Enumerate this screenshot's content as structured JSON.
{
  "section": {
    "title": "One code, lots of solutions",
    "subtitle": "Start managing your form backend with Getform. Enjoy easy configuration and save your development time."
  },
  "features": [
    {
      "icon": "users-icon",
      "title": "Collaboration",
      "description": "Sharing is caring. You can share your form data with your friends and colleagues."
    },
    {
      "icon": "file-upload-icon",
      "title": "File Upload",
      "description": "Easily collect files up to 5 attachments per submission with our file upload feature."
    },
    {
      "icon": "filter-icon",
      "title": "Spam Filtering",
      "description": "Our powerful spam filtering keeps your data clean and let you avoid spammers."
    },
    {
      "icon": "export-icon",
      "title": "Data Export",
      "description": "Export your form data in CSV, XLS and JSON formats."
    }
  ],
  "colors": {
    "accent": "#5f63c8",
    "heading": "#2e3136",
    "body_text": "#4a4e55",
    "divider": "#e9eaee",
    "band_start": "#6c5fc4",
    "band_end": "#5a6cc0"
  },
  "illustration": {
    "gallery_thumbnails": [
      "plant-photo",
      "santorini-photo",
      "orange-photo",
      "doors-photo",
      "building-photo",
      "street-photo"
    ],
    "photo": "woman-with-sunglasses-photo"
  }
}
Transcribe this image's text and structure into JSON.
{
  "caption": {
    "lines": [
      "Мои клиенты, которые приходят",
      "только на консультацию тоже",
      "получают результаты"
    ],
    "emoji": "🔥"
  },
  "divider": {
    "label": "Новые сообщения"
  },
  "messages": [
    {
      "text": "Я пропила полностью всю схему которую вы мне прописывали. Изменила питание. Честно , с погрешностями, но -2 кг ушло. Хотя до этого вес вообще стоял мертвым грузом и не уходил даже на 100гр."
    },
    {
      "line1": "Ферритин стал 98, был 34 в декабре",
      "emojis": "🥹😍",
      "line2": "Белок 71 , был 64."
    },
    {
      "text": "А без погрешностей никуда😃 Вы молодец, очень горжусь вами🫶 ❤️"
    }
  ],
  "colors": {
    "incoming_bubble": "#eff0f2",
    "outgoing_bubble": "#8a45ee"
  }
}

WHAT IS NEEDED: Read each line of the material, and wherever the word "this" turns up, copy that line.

REPLY TO THE EXERCISE:
Enumerate this screenshot's content as structured JSON.
Transcribe this image's text and structure into JSON.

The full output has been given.